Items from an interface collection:
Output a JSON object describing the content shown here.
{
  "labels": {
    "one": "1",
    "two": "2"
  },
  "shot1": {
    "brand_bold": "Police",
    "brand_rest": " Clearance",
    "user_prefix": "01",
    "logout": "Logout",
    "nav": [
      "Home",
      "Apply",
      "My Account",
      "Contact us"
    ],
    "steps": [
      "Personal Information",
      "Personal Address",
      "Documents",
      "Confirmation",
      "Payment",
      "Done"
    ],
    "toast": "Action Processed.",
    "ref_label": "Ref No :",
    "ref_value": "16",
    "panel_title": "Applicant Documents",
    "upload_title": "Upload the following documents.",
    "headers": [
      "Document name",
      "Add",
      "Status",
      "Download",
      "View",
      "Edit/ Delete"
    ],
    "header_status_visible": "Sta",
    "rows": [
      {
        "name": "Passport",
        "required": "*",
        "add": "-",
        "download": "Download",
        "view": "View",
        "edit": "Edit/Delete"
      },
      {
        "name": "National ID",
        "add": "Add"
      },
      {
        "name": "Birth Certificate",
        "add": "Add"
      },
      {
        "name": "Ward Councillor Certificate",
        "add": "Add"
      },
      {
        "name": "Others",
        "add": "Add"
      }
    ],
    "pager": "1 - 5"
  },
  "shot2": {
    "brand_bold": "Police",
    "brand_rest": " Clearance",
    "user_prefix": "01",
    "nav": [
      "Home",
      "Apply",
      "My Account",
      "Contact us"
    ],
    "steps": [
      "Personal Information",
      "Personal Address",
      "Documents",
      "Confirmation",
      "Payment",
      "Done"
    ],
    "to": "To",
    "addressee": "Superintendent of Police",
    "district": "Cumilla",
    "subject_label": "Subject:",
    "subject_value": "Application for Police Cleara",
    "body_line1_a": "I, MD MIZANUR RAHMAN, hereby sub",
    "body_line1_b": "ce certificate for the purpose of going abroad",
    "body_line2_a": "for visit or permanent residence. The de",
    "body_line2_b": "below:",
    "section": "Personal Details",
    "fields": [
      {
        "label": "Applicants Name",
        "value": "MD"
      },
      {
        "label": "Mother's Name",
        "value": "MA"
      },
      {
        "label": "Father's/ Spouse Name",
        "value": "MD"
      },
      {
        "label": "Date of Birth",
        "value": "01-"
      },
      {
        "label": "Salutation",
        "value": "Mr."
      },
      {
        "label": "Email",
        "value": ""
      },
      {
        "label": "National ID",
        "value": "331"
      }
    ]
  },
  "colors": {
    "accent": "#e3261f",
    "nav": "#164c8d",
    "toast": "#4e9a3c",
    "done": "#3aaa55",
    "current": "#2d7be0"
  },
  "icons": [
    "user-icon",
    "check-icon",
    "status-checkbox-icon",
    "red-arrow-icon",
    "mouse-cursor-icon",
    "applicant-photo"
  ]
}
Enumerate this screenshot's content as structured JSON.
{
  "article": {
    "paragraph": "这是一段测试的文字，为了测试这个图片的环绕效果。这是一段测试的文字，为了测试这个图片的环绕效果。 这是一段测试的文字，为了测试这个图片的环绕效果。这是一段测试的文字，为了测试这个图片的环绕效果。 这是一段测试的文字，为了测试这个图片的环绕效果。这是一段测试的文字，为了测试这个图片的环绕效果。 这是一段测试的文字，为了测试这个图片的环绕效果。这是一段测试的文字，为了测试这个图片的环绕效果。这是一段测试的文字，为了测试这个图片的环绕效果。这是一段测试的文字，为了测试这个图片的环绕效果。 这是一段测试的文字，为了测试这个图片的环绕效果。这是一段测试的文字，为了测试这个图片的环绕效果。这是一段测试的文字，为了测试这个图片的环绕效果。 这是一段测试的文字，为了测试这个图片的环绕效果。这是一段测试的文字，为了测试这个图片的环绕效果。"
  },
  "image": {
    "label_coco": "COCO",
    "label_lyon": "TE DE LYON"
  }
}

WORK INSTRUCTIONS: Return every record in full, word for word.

RESPONSE TO THE TASK:
Output a JSON object describing the content shown here.
{
  "labels": {
    "one": "1",
    "two": "2"
  },
  "shot1": {
    "brand_bold": "Police",
    "brand_rest": " Clearance",
    "user_prefix": "01",
    "logout": "Logout",
    "nav": [
      "Home",
      "Apply",
      "My Account",
      "Contact us"
    ],
    "steps": [
      "Personal Information",
      "Personal Address",
      "Documents",
      "Confirmation",
      "Payment",
      "Done"
    ],
    "toast": "Action Processed.",
    "ref_label": "Ref No :",
    "ref_value": "16",
    "panel_title": "Applicant Documents",
    "upload_title": "Upload the following documents.",
    "headers": [
      "Document name",
      "Add",
      "Status",
      "Download",
      "View",
      "Edit/ Delete"
    ],
    "header_status_visible": "Sta",
    "rows": [
      {
        "name": "Passport",
        "required": "*",
        "add": "-",
        "download": "Download",
        "view": "View",
        "edit": "Edit/Delete"
      },
      {
        "name": "National ID",
        "add": "Add"
      },
      {
        "name": "Birth Certificate",
        "add": "Add"
      },
      {
        "name": "Ward Councillor Certificate",
        "add": "Add"
      },
      {
        "name": "Others",
        "add": "Add"
      }
    ],
    "pager": "1 - 5"
  },
  "shot2": {
    "brand_bold": "Police",
    "brand_rest": " Clearance",
    "user_prefix": "01",
    "nav": [
      "Home",
      "Apply",
      "My Account",
      "Contact us"
    ],
    "steps": [
      "Personal Information",
      "Personal Address",
      "Documents",
      "Confirmation",
      "Payment",
      "Done"
    ],
    "to": "To",
    "addressee": "Superintendent of Police",
    "district": "Cumilla",
    "subject_label": "Subject:",
    "subject_value": "Application for Police Cleara",
    "body_line1_a": "I, MD MIZANUR RAHMAN, hereby sub",
    "body_line1_b": "ce certificate for the purpose of going abroad",
    "body_line2_a": "for visit or permanent residence. The de",
    "body_line2_b": "below:",
    "section": "Personal Details",
    "fields": [
      {
        "label": "Applicants Name",
        "value": "MD"
      },
      {
        "label": "Mother's Name",
        "value": "MA"
      },
      {
        "label": "Father's/ Spouse Name",
        "value": "MD"
      },
      {
        "label": "Date of Birth",
        "value": "01-"
      },
      {
        "label": "Salutation",
        "value": "Mr."
      },
      {
        "label": "Email",
        "value": ""
      },
      {
        "label": "National ID",
        "value": "331"
      }
    ]
  },
  "colors": {
    "accent": "#e3261f",
    "nav": "#164c8d",
    "toast": "#4e9a3c",
    "done": "#3aaa55",
    "current": "#2d7be0"
  },
  "icons": [
    "user-icon",
    "check-icon",
    "status-checkbox-icon",
    "red-arrow-icon",
    "mouse-cursor-icon",
    "applicant-photo"
  ]
}
Enumerate this screenshot's content as structured JSON.
{
  "article": {
    "paragraph": "这是一段测试的文字，为了测试这个图片的环绕效果。这是一段测试的文字，为了测试这个图片的环绕效果。 这是一段测试的文字，为了测试这个图片的环绕效果。这是一段测试的文字，为了测试这个图片的环绕效果。 这是一段测试的文字，为了测试这个图片的环绕效果。这是一段测试的文字，为了测试这个图片的环绕效果。 这是一段测试的文字，为了测试这个图片的环绕效果。这是一段测试的文字，为了测试这个图片的环绕效果。这是一段测试的文字，为了测试这个图片的环绕效果。这是一段测试的文字，为了测试这个图片的环绕效果。 这是一段测试的文字，为了测试这个图片的环绕效果。这是一段测试的文字，为了测试这个图片的环绕效果。这是一段测试的文字，为了测试这个图片的环绕效果。 这是一段测试的文字，为了测试这个图片的环绕效果。这是一段测试的文字，为了测试这个图片的环绕效果。"
  },
  "image": {
    "label_coco": "COCO",
    "label_lyon": "TE DE LYON"
  }
}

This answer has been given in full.